• _WHAT THE EXERCISE ASKS_
Reproduce every entry exactly as given.

• _RECORDS PROVIDED_

• • •

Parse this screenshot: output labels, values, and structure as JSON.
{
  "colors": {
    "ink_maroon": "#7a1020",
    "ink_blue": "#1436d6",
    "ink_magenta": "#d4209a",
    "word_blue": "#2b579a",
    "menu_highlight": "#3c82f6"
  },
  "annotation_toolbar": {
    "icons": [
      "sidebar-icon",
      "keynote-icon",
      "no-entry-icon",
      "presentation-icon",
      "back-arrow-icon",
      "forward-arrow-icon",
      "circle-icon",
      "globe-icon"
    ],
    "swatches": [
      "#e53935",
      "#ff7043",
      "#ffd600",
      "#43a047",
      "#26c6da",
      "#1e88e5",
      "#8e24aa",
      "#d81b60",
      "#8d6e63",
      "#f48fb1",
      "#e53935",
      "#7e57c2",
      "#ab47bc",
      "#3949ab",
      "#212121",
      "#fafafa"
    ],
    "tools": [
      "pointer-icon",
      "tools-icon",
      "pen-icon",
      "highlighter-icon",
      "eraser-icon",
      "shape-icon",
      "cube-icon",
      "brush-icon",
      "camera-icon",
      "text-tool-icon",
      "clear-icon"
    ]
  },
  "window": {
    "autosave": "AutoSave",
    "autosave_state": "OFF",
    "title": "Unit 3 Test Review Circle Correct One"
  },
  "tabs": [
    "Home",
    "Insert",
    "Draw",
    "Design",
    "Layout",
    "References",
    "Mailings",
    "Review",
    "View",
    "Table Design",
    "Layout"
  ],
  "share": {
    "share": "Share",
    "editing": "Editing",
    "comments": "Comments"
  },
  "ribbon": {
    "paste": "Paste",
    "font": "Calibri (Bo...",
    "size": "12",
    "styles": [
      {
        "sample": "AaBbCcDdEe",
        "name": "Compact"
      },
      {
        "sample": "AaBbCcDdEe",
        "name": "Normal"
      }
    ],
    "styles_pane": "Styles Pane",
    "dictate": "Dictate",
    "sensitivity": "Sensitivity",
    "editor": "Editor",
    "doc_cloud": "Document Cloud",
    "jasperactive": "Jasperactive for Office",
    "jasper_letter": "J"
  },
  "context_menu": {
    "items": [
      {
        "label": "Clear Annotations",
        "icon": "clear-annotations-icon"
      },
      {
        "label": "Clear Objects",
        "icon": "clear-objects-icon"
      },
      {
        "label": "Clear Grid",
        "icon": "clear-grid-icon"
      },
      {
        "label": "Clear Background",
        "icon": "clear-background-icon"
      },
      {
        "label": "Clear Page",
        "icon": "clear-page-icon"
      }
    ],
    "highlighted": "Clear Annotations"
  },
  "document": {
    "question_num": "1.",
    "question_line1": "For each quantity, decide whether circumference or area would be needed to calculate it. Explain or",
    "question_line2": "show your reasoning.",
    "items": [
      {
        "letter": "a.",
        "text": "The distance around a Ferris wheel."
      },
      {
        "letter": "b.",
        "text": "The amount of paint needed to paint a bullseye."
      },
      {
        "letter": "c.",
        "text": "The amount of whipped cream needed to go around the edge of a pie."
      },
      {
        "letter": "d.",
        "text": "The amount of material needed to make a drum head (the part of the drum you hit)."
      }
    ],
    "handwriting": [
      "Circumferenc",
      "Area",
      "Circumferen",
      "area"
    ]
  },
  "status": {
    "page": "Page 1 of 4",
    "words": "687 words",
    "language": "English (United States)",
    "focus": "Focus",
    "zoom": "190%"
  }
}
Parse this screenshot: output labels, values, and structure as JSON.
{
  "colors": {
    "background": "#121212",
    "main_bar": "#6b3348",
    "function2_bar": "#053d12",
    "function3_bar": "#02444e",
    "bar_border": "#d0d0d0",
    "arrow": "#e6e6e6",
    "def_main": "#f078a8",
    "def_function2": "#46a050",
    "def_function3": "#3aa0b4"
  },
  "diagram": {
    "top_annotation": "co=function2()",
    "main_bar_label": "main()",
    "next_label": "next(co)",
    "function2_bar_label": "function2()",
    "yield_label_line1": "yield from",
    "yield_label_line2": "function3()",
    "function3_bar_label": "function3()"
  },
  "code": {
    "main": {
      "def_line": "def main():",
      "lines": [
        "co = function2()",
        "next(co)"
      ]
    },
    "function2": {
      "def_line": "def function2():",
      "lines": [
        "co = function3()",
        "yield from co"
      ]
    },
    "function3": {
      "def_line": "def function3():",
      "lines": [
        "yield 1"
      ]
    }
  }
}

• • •

• _ANSWER SPACE_
Parse this screenshot: output labels, values, and structure as JSON.
{
  "colors": {
    "ink_maroon": "#7a1020",
    "ink_blue": "#1436d6",
    "ink_magenta": "#d4209a",
    "word_blue": "#2b579a",
    "menu_highlight": "#3c82f6"
  },
  "annotation_toolbar": {
    "icons": [
      "sidebar-icon",
      "keynote-icon",
      "no-entry-icon",
      "presentation-icon",
      "back-arrow-icon",
      "forward-arrow-icon",
      "circle-icon",
      "globe-icon"
    ],
    "swatches": [
      "#e53935",
      "#ff7043",
      "#ffd600",
      "#43a047",
      "#26c6da",
      "#1e88e5",
      "#8e24aa",
      "#d81b60",
      "#8d6e63",
      "#f48fb1",
      "#e53935",
      "#7e57c2",
      "#ab47bc",
      "#3949ab",
      "#212121",
      "#fafafa"
    ],
    "tools": [
      "pointer-icon",
      "tools-icon",
      "pen-icon",
      "highlighter-icon",
      "eraser-icon",
      "shape-icon",
      "cube-icon",
      "brush-icon",
      "camera-icon",
      "text-tool-icon",
      "clear-icon"
    ]
  },
  "window": {
    "autosave": "AutoSave",
    "autosave_state": "OFF",
    "title": "Unit 3 Test Review Circle Correct One"
  },
  "tabs": [
    "Home",
    "Insert",
    "Draw",
    "Design",
    "Layout",
    "References",
    "Mailings",
    "Review",
    "View",
    "Table Design",
    "Layout"
  ],
  "share": {
    "share": "Share",
    "editing": "Editing",
    "comments": "Comments"
  },
  "ribbon": {
    "paste": "Paste",
    "font": "Calibri (Bo...",
    "size": "12",
    "styles": [
      {
        "sample": "AaBbCcDdEe",
        "name": "Compact"
      },
      {
        "sample": "AaBbCcDdEe",
        "name": "Normal"
      }
    ],
    "styles_pane": "Styles Pane",
    "dictate": "Dictate",
    "sensitivity": "Sensitivity",
    "editor": "Editor",
    "doc_cloud": "Document Cloud",
    "jasperactive": "Jasperactive for Office",
    "jasper_letter": "J"
  },
  "context_menu": {
    "items": [
      {
        "label": "Clear Annotations",
        "icon": "clear-annotations-icon"
      },
      {
        "label": "Clear Objects",
        "icon": "clear-objects-icon"
      },
      {
        "label": "Clear Grid",
        "icon": "clear-grid-icon"
      },
      {
        "label": "Clear Background",
        "icon": "clear-background-icon"
      },
      {
        "label": "Clear Page",
        "icon": "clear-page-icon"
      }
    ],
    "highlighted": "Clear Annotations"
  },
  "document": {
    "question_num": "1.",
    "question_line1": "For each quantity, decide whether circumference or area would be needed to calculate it. Explain or",
    "question_line2": "show your reasoning.",
    "items": [
      {
        "letter": "a.",
        "text": "The distance around a Ferris wheel."
      },
      {
        "letter": "b.",
        "text": "The amount of paint needed to paint a bullseye."
      },
      {
        "letter": "c.",
        "text": "The amount of whipped cream needed to go around the edge of a pie."
      },
      {
        "letter": "d.",
        "text": "The amount of material needed to make a drum head (the part of the drum you hit)."
      }
    ],
    "handwriting": [
      "Circumferenc",
      "Area",
      "Circumferen",
      "area"
    ]
  },
  "status": {
    "page": "Page 1 of 4",
    "words": "687 words",
    "language": "English (United States)",
    "focus": "Focus",
    "zoom": "190%"
  }
}
Parse this screenshot: output labels, values, and structure as JSON.
{
  "colors": {
    "background": "#121212",
    "main_bar": "#6b3348",
    "function2_bar": "#053d12",
    "function3_bar": "#02444e",
    "bar_border": "#d0d0d0",
    "arrow": "#e6e6e6",
    "def_main": "#f078a8",
    "def_function2": "#46a050",
    "def_function3": "#3aa0b4"
  },
  "diagram": {
    "top_annotation": "co=function2()",
    "main_bar_label": "main()",
    "next_label": "next(co)",
    "function2_bar_label": "function2()",
    "yield_label_line1": "yield from",
    "yield_label_line2": "function3()",
    "function3_bar_label": "function3()"
  },
  "code": {
    "main": {
      "def_line": "def main():",
      "lines": [
        "co = function2()",
        "next(co)"
      ]
    },
    "function2": {
      "def_line": "def function2():",
      "lines": [
        "co = function3()",
        "yield from co"
      ]
    },
    "function3": {
      "def_line": "def function3():",
      "lines": [
        "yield 1"
      ]
    }
  }
}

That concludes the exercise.